From left are Corinne M. Isberner, Attorney III with the Office of Legal Affairs and Our Promise Department Chair for CDCR; Secretary Scott Kernan; Ashley Poritz, statewide head of Our Promise; and Valerie McColloch, CDCR campaign liaison. They took part in the September campaign kick-off event at CDCR headquarters.

By OPEC staff

When other departments fell short, CDCR stepped up and raised the bar through contributions and more that doubled overall employee participation in the Our Promise campaign.

“The spirit of charitable giving is on the way up in CDCR, and as a result, our employees continue to really make a difference in our communities,” said Departmental Campaign Chair Corinne M. Isberner, Attorney III with CDCR’s Office of Legal Affairs.

The published results from the Our Promise Campaign shows total contributions for Team CDCR increased to $573,060.60 in 2017. CDCR’s total contributions increased, during a time when the overall statewide contributions from all departments fell slightly. The overall campaign numbers for all departments decreased from $6.196 million in 2016 to $6.133 million in 2017.

For the purposes of the Our Promise campaign, Team CDCR consists of CDCR, Prison Industry Authority, and California Correctional Health Care Services employees.
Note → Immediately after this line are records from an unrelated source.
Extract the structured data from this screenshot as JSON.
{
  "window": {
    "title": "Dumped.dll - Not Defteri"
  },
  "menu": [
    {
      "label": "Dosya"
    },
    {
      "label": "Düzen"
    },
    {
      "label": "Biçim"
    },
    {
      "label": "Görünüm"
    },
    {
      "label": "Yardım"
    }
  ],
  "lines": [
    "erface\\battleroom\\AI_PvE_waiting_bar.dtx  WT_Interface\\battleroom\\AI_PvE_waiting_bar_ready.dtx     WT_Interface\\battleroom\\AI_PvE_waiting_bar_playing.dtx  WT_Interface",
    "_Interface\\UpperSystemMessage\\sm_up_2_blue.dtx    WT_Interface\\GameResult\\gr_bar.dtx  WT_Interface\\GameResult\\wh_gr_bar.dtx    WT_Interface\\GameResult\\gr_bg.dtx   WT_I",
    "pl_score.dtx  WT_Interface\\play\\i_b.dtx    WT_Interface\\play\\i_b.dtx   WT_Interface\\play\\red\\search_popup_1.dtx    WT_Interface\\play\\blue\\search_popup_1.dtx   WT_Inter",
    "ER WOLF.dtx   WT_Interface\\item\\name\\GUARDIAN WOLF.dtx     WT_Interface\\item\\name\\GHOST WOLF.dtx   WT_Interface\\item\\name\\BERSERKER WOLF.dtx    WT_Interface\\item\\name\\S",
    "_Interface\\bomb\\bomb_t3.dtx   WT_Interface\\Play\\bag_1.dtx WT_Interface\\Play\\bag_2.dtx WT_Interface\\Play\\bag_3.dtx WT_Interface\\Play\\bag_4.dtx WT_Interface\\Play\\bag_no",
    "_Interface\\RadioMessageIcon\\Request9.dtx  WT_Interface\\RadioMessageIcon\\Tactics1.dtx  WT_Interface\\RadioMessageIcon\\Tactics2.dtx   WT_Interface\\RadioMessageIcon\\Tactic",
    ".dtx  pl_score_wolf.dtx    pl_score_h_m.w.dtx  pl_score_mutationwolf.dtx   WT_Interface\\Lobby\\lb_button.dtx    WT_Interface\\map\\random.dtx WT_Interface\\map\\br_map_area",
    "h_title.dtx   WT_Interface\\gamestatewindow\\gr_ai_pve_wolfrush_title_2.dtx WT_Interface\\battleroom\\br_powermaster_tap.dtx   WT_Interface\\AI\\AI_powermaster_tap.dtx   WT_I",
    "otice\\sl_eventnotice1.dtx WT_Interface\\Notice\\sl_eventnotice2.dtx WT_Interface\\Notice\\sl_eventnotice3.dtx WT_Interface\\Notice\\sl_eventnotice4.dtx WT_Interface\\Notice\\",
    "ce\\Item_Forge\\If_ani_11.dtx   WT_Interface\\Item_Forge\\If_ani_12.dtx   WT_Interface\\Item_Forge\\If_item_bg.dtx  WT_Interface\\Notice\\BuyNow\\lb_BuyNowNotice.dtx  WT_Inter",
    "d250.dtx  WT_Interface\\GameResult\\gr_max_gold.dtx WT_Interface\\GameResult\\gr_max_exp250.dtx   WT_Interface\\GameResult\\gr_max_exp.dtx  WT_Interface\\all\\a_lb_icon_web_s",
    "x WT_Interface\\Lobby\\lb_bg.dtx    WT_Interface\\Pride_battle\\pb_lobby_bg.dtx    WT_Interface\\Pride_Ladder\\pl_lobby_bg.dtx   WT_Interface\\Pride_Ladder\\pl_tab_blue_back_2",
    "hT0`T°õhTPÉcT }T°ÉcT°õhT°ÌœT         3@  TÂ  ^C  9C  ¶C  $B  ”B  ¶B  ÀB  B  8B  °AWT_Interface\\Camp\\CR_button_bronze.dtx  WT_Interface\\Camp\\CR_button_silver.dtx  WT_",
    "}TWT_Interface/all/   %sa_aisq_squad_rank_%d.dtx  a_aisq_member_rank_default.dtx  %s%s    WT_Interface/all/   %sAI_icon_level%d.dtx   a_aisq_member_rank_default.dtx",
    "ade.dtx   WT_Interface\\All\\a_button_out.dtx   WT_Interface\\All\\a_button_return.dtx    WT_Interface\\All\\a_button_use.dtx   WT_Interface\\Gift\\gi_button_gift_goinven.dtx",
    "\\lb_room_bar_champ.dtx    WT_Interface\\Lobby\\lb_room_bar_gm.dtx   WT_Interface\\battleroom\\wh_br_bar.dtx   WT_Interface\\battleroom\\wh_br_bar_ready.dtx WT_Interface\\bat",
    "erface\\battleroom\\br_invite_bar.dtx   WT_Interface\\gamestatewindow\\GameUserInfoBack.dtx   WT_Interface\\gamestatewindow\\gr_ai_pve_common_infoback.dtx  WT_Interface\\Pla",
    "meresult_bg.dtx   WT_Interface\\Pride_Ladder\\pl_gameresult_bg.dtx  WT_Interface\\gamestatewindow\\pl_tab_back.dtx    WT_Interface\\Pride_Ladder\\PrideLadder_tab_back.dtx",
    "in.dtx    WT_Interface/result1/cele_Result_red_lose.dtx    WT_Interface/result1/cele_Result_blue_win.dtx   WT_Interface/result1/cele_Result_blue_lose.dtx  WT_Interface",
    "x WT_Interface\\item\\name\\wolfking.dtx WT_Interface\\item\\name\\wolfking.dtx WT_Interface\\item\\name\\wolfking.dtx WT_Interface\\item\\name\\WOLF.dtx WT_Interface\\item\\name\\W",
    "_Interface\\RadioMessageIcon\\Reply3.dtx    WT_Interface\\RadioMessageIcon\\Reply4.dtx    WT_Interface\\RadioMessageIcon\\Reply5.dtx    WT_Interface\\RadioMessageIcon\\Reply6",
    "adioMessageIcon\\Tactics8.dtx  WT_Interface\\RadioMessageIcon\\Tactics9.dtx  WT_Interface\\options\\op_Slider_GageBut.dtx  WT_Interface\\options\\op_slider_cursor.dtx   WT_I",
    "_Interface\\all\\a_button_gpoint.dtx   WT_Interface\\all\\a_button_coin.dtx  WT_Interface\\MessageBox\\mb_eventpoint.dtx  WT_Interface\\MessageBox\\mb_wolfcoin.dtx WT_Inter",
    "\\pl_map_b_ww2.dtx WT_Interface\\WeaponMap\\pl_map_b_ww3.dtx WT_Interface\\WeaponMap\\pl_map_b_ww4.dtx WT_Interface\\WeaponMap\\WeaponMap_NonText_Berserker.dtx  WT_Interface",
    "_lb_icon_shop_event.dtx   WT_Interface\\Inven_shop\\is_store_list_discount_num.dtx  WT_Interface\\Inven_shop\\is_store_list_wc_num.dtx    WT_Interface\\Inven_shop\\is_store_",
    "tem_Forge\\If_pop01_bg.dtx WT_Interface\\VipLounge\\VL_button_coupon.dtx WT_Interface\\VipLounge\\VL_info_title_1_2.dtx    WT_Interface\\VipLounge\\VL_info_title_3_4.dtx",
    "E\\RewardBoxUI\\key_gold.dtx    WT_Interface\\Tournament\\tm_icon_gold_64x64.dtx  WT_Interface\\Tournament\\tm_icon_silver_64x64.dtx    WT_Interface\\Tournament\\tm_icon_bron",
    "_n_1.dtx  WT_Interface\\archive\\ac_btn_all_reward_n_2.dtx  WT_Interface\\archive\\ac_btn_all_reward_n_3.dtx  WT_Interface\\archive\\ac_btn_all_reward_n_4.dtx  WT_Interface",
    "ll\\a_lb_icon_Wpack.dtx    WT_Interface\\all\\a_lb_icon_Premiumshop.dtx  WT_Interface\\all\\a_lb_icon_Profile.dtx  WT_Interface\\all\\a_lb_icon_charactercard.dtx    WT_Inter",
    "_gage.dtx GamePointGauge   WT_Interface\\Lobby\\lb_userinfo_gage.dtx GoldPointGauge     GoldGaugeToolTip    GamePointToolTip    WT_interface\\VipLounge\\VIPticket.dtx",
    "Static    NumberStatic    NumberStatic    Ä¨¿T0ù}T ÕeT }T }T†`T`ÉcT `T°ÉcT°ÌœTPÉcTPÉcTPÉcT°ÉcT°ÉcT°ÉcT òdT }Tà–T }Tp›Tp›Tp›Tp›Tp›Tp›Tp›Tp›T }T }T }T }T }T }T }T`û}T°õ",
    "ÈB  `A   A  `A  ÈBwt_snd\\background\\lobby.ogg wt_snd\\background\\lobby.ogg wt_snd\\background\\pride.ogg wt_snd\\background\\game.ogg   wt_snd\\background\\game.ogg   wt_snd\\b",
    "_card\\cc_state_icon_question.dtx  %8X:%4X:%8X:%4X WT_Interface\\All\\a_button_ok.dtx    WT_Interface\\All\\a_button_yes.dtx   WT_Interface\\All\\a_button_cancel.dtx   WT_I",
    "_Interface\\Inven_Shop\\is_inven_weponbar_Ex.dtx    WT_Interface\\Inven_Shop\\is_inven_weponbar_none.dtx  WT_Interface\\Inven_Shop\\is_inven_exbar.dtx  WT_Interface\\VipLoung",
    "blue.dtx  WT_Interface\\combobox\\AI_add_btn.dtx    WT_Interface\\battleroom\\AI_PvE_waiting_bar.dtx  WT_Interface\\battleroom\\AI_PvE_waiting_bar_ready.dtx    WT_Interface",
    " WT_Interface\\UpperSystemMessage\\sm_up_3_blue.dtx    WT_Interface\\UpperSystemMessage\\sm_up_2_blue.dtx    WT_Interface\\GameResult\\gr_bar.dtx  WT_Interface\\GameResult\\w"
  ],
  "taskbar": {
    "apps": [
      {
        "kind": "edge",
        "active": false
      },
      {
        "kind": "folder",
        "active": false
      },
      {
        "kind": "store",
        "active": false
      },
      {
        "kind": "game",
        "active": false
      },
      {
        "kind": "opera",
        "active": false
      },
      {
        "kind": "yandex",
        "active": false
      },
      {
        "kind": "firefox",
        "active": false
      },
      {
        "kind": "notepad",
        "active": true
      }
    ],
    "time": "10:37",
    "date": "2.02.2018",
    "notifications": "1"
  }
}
The “Our Promise: California State Employees Giving at Work” campaign gives employees the opportunity to donate to their chosen non-profits directly through payroll deduction.

Team CDCR increased overall employee participation rate to 14 percent from 6 percent, surpassing the overall all-department statewide employee participation rate of 12 percent. The increasing employee participation is great news, especially given some of the challenges unique to Team CDCR in educating everyone about the campaign.

CDCR has some hard-to-reach work locations and shifts in comparison to other state departments. Over the past five years, Team CDCR’s employee participation was between 6 and 7 percent, far behind overall employee participation levels for all departments.

The link to the results that Our Promise published is at More statistics, with breakdowns, are available this year. The Our Promise staff made changes to their reporting style, and the new vendor’s method is causing some higher than normal percentage calculations due to the new reporting format.

“A real stand-out in the report is how well some of the CDCR institutions are doing. We had goals to improve there, and thanks to some truly wonderful support from the very top of management all the way through to every level of volunteers and employees participating, the institution participation numbers are really on the move upwards,” Isberner said. “A special thank you to all of those who worked on and supported the campaign. We had an excellent team, wonderful campaign liaisons, and wonderful people to work with at every level of our organizations.”

(Editor’s note: Some websites may not be accessible from a CDCR computer.)

In other Team CDCR “Our Promise” news, the campaign has been publishing articles featuring current and former CDCR donors and Campaign Liaison volunteers. For example, the campaign recently featured CDCR employee Steven Barclift at this link:, as well as Archie Graham at this link: Our Promise also ran a special feature on CDCR Campaign Liaison Tom Runge, at, and another article honoring both CDCR Campaign Liaisons at

Last year, the CDCR Office of Legal Affairs (OLA) led the statewide Our Promise charitable giving campaign. At this time OLA passes the baton for leading Team CDCR to the Office of Labor Relations for next year. Leading Team CDCR going forward is Departmental Campaign Chair Jasmin Williams, Staff Services Manager I, in the Office of Labor Relations. She can be reached at Jasmin.Williams@c For more information about the campaign, visit

“OLA hopes that each of you look forward to all of the exciting opportunities to keep up the momentum going into next year,” Isberner said.